Paramahansa Yogananda (1893–1952) wrote one of the world’s most acclaimed spiritual classics, Autobiography of a Yogi, which continues to be one of the highest-selling spiritual philosophy titles of all time. In this biography, David Neumann tells the story of Yogananda’s fascinating life while interpreting his position in religious history, transnational modernity, and western, especially American, culture. Beginning with Yogananda’s spiritual investigations in India, Neumann describes how this early ‘global guru’ emigrated to the United States in 1920 and established his headquarters, the Self-Realization Fellowship, in Los Angeles, where it continues to this day.

Preaching his message of Hindu yogic philosophy in a land that routinely sent its own evangelists to India, Yogananda was fuelled by a religious nationalism that led him to conclude that Hinduism could uniquely fill a spiritual void in America and Europe. At the same time, he embraced a growing belief that Hinduism’s success outside South Asia hinged on a sincere understanding of Christian belief and practice. By ‘universalizing’ Hinduism, Neumann argues, Yogananda helped create the novel vocation of Hindu yogi evangelist, generating fresh connections between religion and commercial culture in a deepening American religious pluralism.

PRAISE

‘[F]air, honest, and unflinching, this book will be used widely as the standard scholarly source for the life and teachings of Yogananda, as well as for the understanding of Hinduism—and religious charisma—in America.’—Jeffrey J. Kripal, Rice University

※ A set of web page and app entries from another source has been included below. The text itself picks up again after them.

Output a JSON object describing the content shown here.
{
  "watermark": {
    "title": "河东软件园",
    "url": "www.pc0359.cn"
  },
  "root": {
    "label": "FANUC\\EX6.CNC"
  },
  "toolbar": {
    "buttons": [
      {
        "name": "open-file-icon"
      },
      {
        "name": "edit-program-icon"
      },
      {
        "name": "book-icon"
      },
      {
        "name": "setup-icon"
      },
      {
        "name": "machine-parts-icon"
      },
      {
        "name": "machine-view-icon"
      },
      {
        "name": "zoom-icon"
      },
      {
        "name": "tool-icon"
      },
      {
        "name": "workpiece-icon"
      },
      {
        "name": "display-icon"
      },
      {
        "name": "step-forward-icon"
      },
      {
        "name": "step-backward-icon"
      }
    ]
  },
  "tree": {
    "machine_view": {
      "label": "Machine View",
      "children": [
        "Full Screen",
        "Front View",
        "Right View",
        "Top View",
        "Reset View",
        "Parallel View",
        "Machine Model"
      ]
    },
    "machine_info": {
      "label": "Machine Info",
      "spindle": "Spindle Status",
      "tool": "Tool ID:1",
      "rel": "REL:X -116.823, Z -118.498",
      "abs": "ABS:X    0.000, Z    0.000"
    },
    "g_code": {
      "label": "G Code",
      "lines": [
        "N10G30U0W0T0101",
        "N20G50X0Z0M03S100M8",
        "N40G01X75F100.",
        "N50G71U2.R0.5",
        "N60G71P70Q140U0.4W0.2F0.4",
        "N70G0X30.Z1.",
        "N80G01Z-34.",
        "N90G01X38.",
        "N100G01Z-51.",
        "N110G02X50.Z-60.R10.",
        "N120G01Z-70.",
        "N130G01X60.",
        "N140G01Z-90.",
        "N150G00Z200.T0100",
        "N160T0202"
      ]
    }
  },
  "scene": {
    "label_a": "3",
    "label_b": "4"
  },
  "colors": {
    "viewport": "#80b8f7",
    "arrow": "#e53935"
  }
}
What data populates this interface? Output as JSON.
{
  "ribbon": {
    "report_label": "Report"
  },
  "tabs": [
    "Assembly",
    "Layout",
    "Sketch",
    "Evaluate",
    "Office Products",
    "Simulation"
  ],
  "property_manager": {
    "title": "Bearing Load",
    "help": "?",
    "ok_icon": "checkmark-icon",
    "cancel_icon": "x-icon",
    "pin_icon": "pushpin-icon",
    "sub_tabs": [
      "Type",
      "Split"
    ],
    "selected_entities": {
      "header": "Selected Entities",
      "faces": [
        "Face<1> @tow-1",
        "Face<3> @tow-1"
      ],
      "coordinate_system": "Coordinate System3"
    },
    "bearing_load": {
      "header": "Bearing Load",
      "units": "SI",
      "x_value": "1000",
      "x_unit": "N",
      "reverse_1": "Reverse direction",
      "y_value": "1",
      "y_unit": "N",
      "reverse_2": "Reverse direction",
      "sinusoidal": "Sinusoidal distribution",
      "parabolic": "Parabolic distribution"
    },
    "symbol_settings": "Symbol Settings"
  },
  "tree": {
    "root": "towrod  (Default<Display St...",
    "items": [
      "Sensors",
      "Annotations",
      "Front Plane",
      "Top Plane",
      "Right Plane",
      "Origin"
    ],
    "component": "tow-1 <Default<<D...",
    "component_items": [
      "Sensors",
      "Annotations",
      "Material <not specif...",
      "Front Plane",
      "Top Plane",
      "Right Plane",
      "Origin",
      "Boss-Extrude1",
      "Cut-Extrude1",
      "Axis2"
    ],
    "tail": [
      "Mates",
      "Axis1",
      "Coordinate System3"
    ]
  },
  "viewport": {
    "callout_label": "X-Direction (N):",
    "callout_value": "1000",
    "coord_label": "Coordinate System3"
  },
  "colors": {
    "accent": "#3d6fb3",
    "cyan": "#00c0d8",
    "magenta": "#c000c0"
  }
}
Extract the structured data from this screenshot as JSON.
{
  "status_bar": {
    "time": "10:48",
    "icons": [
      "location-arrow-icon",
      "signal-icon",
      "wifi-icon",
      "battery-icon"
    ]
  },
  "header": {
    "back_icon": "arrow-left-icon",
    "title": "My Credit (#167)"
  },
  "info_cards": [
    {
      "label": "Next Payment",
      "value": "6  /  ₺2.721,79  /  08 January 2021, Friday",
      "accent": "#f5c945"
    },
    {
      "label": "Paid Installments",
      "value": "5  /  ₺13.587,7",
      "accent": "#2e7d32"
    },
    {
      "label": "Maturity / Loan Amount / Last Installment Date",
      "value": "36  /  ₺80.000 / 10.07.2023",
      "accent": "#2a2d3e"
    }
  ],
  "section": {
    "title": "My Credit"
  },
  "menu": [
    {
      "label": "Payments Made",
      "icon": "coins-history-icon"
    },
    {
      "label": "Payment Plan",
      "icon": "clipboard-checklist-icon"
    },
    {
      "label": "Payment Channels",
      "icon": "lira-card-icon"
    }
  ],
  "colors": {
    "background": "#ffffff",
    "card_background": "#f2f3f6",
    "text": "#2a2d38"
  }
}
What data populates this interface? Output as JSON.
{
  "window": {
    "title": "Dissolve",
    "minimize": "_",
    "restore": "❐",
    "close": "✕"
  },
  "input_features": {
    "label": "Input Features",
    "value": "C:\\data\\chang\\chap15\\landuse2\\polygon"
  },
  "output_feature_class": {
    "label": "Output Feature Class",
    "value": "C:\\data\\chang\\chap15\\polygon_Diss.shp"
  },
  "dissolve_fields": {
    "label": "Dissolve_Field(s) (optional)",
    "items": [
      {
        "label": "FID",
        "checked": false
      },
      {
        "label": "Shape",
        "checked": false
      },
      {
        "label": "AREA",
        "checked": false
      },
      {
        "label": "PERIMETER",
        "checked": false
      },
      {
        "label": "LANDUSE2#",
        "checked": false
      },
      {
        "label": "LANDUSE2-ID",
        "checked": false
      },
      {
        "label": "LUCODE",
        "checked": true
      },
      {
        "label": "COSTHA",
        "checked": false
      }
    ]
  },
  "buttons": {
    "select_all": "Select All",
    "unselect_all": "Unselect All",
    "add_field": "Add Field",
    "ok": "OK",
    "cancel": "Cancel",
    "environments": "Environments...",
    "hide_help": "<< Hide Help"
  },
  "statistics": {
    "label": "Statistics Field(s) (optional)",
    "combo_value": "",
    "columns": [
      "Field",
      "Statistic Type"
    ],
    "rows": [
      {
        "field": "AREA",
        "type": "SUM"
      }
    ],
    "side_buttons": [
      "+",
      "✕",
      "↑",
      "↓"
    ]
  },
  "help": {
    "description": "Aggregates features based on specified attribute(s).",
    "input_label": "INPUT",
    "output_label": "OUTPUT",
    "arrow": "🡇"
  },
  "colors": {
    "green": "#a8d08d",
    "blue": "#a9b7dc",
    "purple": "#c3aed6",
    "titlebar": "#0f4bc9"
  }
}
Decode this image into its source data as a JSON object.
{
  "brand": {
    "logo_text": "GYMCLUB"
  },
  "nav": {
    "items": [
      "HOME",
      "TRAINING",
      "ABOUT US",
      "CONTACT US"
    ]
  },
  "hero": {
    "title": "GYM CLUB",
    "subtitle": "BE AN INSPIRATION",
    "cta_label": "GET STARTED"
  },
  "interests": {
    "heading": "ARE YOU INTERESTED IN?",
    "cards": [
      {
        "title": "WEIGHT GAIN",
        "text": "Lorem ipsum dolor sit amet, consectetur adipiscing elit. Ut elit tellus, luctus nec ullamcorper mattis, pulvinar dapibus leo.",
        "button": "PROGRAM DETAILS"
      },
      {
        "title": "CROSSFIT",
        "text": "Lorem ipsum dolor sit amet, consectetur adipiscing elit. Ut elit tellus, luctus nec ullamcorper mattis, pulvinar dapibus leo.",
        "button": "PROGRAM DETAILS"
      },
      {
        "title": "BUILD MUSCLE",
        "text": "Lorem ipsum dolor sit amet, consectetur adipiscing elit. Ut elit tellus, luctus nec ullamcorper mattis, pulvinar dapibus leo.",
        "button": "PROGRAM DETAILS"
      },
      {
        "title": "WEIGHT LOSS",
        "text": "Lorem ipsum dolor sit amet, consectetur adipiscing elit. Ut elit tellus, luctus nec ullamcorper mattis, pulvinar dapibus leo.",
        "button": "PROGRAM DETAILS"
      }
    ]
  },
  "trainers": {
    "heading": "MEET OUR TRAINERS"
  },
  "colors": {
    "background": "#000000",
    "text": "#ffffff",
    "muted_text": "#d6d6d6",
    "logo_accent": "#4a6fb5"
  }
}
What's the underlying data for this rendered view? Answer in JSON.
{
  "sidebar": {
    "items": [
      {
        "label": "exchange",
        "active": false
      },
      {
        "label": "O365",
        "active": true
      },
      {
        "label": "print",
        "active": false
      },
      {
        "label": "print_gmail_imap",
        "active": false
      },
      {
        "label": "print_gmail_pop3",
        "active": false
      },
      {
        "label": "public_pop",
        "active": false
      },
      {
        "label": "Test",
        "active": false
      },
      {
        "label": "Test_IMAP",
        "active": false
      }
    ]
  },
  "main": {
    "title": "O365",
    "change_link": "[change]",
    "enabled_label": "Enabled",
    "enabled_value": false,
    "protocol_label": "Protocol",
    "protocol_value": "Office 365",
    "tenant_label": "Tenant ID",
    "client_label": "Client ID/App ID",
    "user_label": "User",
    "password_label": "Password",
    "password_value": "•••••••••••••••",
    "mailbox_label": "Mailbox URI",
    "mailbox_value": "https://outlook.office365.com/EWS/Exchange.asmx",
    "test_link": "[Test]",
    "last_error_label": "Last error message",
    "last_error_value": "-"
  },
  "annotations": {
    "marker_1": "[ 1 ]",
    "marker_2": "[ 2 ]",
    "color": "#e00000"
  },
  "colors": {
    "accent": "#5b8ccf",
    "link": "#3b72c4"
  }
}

‘In fine style that makes this book fun to read, Neumann’s much-needed study clarifies the relationship between Christianity and Yogananda’s Hindu roots. Highlighting the development of an American Hinduism, Neumann reminds us that the great yogi died as an American citizen…but also as a thoroughly global guru well before the term became widely adopted.’—Joanne Waghorne, Syracuse University